> _TASK DETAILS_:
Report every line below that carries the word "this".

> _ENTRIES SHOWN_:
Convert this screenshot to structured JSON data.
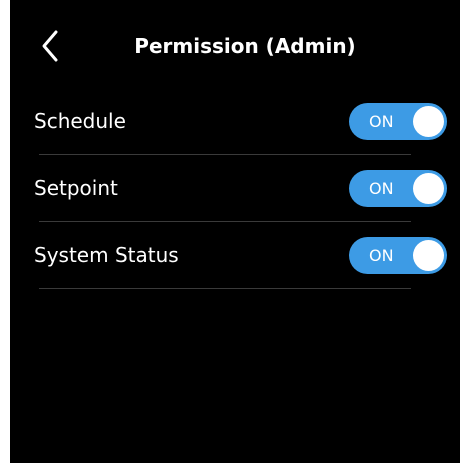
{
  "colors": {
    "background": "#000000",
    "text": "#ffffff",
    "toggle_on": "#3d9be5",
    "divider": "#3a3a3a"
  },
  "header": {
    "back_icon": "chevron-left-icon",
    "title": "Permission (Admin)"
  },
  "permissions": [
    {
      "label": "Schedule",
      "toggle_label": "ON",
      "enabled": true
    },
    {
      "label": "Setpoint",
      "toggle_label": "ON",
      "enabled": true
    },
    {
      "label": "System Status",
      "toggle_label": "ON",
      "enabled": true
    }
  ]
}
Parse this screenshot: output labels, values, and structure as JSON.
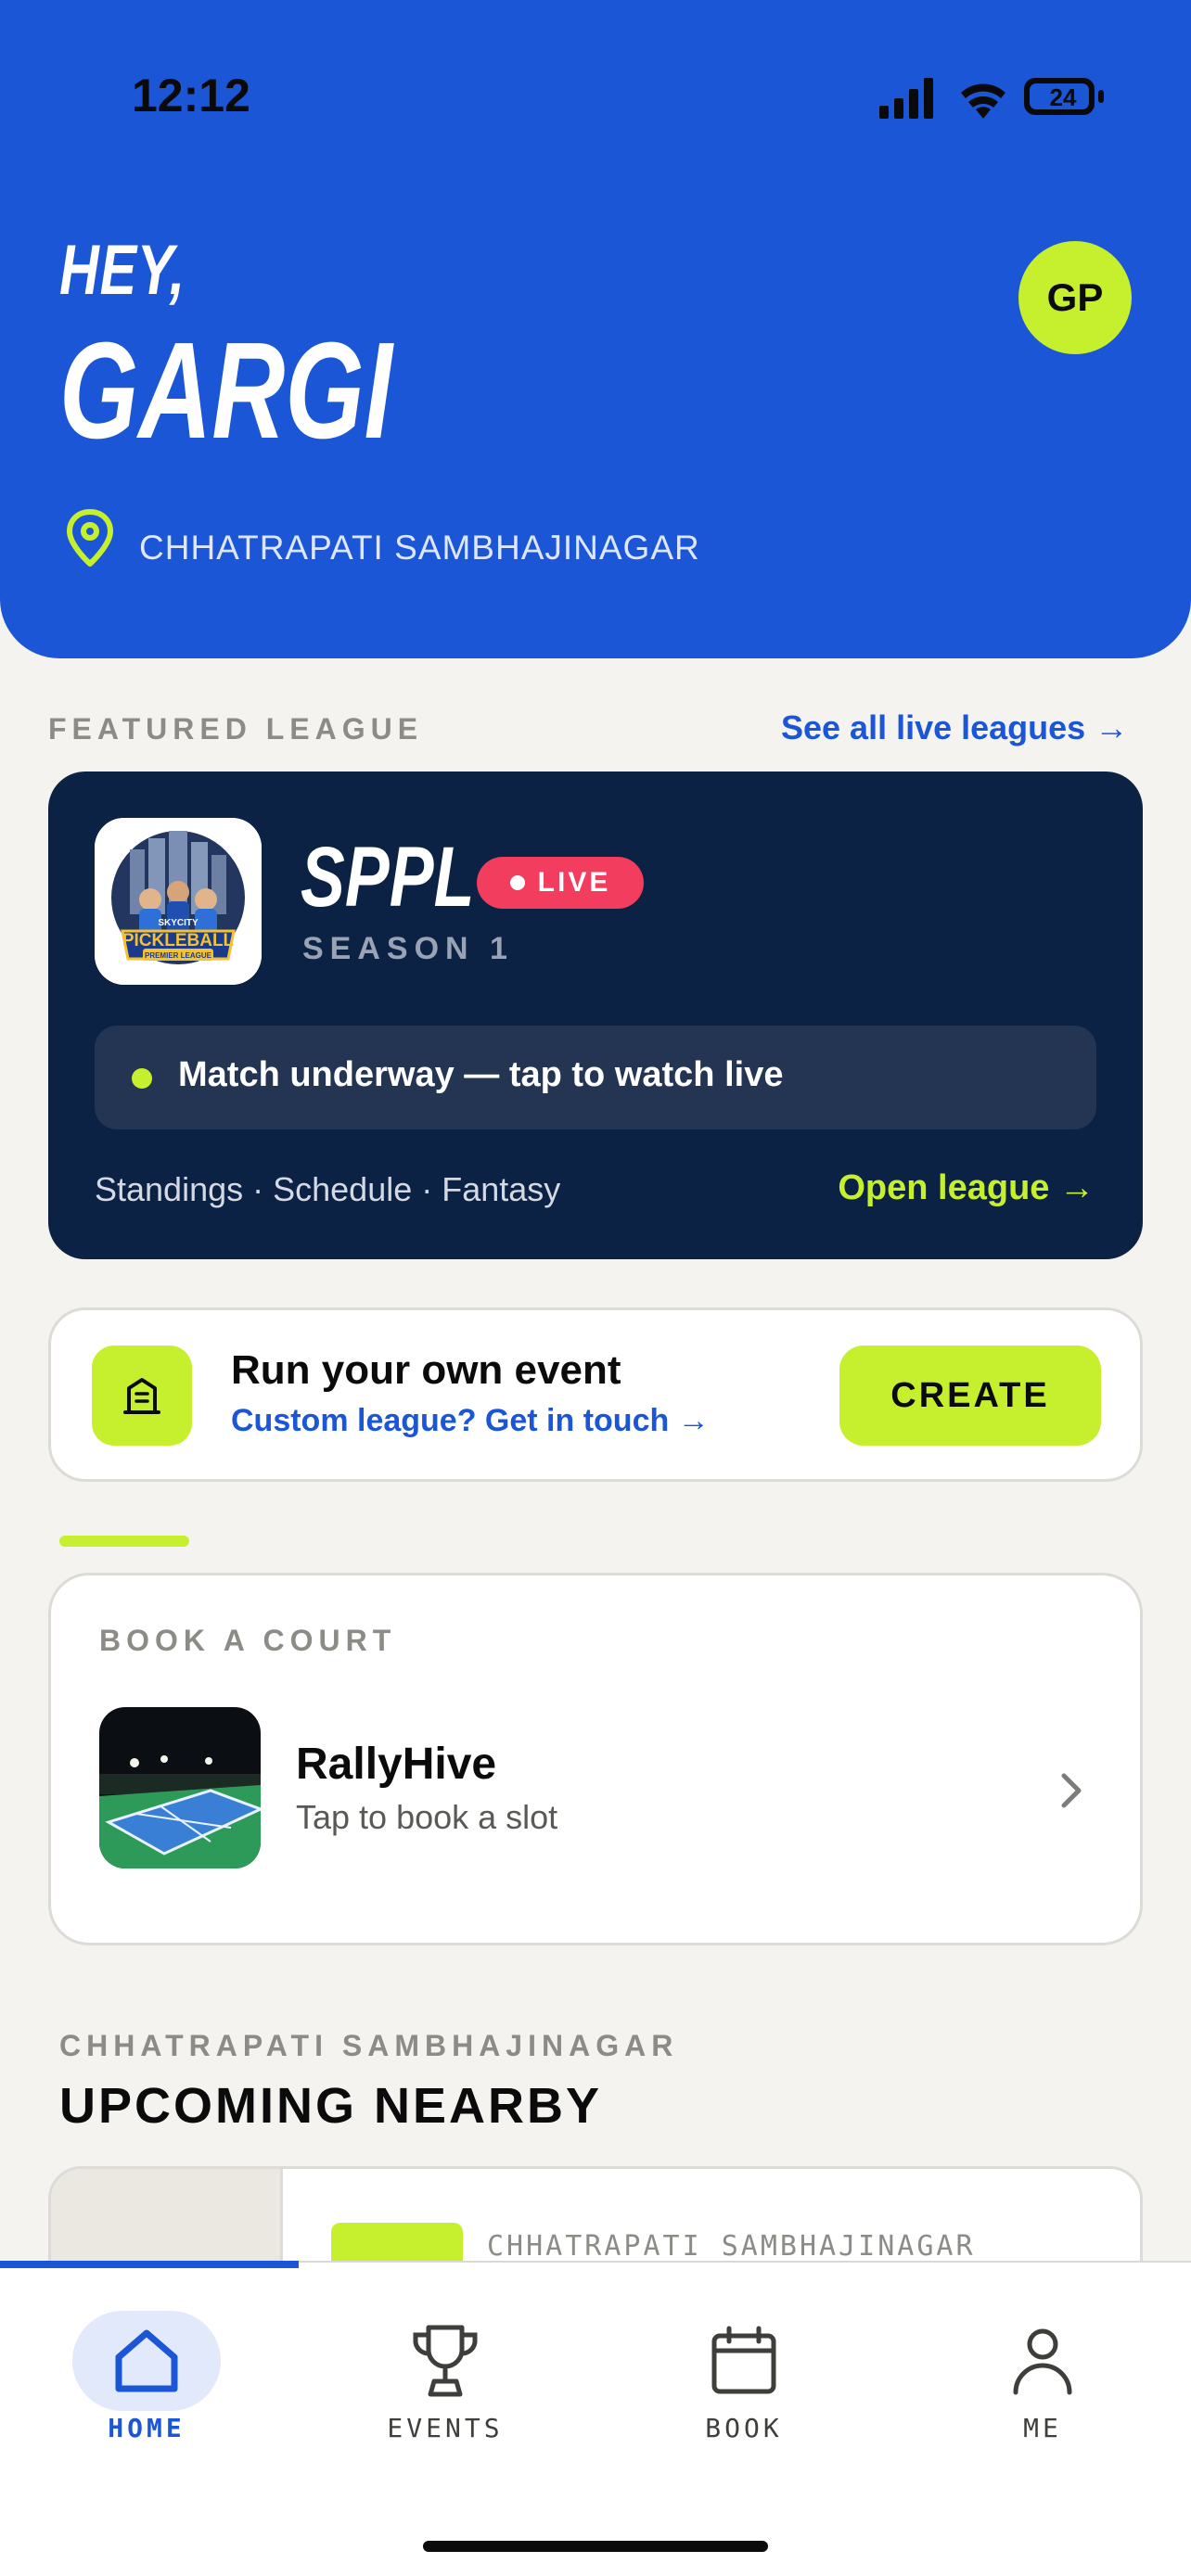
{
  "status_bar": {
    "time": "12:12",
    "battery": "24"
  },
  "header": {
    "greeting": "HEY,",
    "user_name": "GARGI",
    "avatar_initials": "GP",
    "location": "CHHATRAPATI SAMBHAJINAGAR"
  },
  "featured": {
    "section_label": "FEATURED LEAGUE",
    "see_all_label": "See all live leagues →",
    "league_name": "SPPL",
    "live_badge": "LIVE",
    "season": "SEASON 1",
    "logo_text_top": "SKYCITY",
    "logo_text_main": "PICKLEBALL",
    "logo_text_bottom": "PREMIER LEAGUE",
    "match_status": "Match underway — tap to watch live",
    "links": "Standings · Schedule · Fantasy",
    "open_label": "Open league →"
  },
  "create_event": {
    "title": "Run your own event",
    "subtitle": "Custom league? Get in touch →",
    "button_label": "CREATE"
  },
  "book_court": {
    "section_label": "BOOK A COURT",
    "venue_name": "RallyHive",
    "venue_sub": "Tap to book a slot"
  },
  "upcoming": {
    "city": "CHHATRAPATI SAMBHAJINAGAR",
    "title": "UPCOMING NEARBY",
    "card_city": "CHHATRAPATI SAMBHAJINAGAR"
  },
  "tabs": [
    {
      "label": "HOME",
      "icon": "home-icon",
      "active": true
    },
    {
      "label": "EVENTS",
      "icon": "trophy-icon",
      "active": false
    },
    {
      "label": "BOOK",
      "icon": "calendar-icon",
      "active": false
    },
    {
      "label": "ME",
      "icon": "person-icon",
      "active": false
    }
  ],
  "colors": {
    "brand_blue": "#1a56d6",
    "lime": "#c6f02d",
    "navy": "#0c2244",
    "live_red": "#f23d5e"
  }
}
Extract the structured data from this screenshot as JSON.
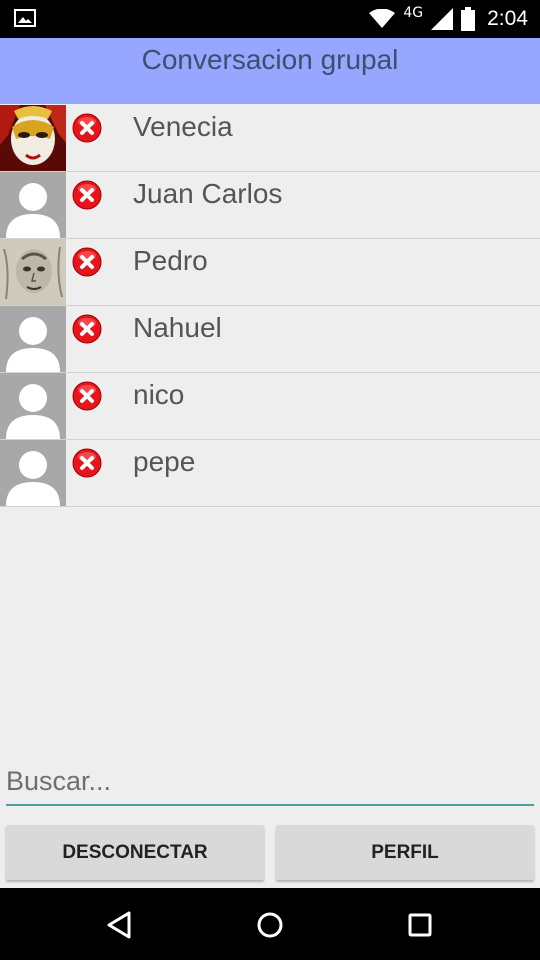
{
  "status_bar": {
    "network_label": "4G",
    "time": "2:04",
    "icons": [
      "gallery-icon",
      "wifi-icon",
      "signal-icon",
      "battery-icon"
    ]
  },
  "header": {
    "title": "Conversacion grupal",
    "background_color": "#97a7ff"
  },
  "contacts": [
    {
      "name": "Venecia",
      "avatar": "venetian-mask-photo"
    },
    {
      "name": "Juan Carlos",
      "avatar": "default-person-avatar"
    },
    {
      "name": "Pedro",
      "avatar": "sketch-face-photo"
    },
    {
      "name": "Nahuel",
      "avatar": "default-person-avatar"
    },
    {
      "name": "nico",
      "avatar": "default-person-avatar"
    },
    {
      "name": "pepe",
      "avatar": "default-person-avatar"
    }
  ],
  "search": {
    "placeholder": "Buscar...",
    "value": ""
  },
  "buttons": {
    "disconnect_label": "DESCONECTAR",
    "profile_label": "PERFIL"
  },
  "nav_bar": {
    "icons": [
      "back-icon",
      "home-icon",
      "recents-icon"
    ]
  },
  "colors": {
    "remove_icon": "#e8141c",
    "search_underline": "#4a9fa3"
  }
}
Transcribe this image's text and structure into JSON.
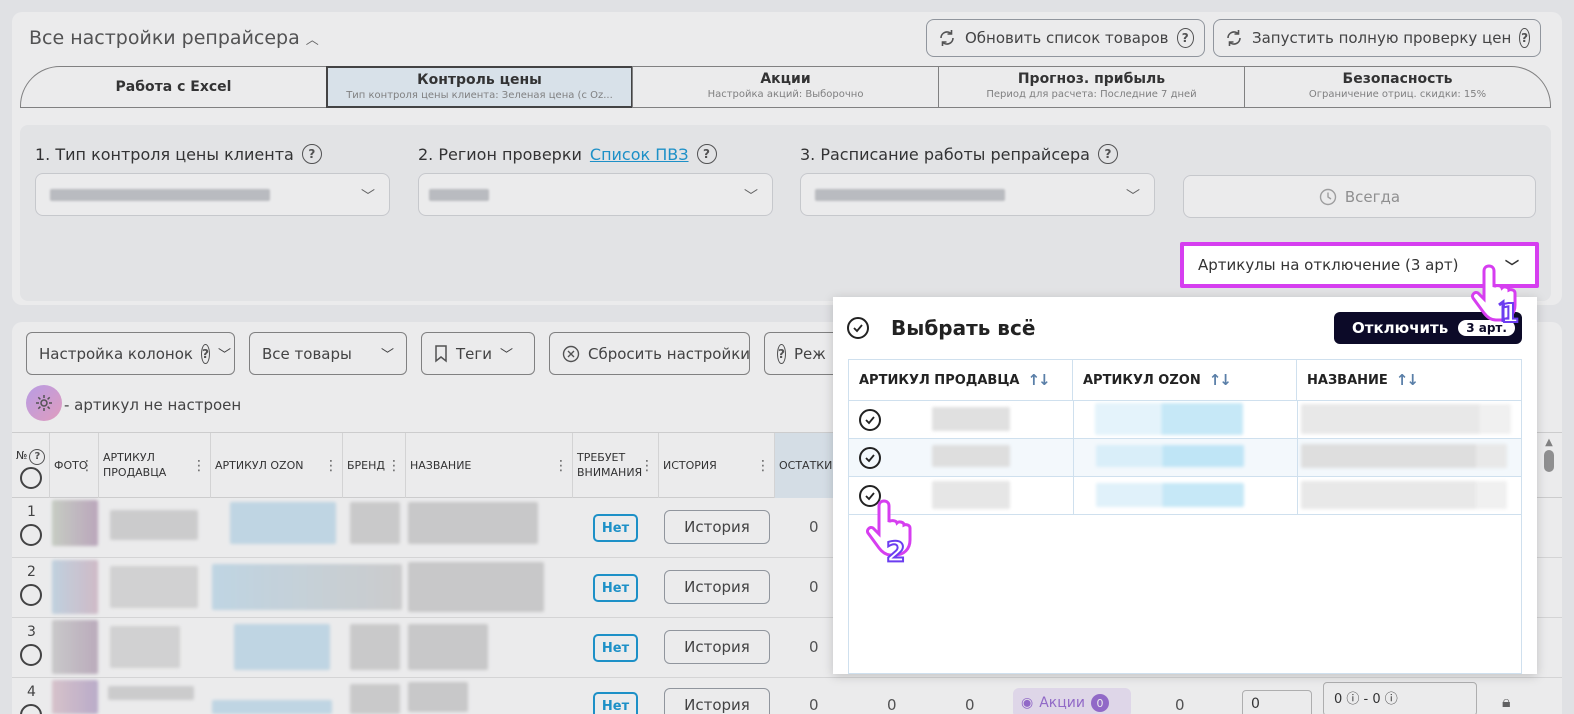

> _RESPONSE AREA_:
Convert this screenshot to structured JSON data.
Parse this screenshot: output labels, values, and structure as JSON.
Extract the structured data from this screenshot as JSON.
Transcribe this image's text and structure into JSON.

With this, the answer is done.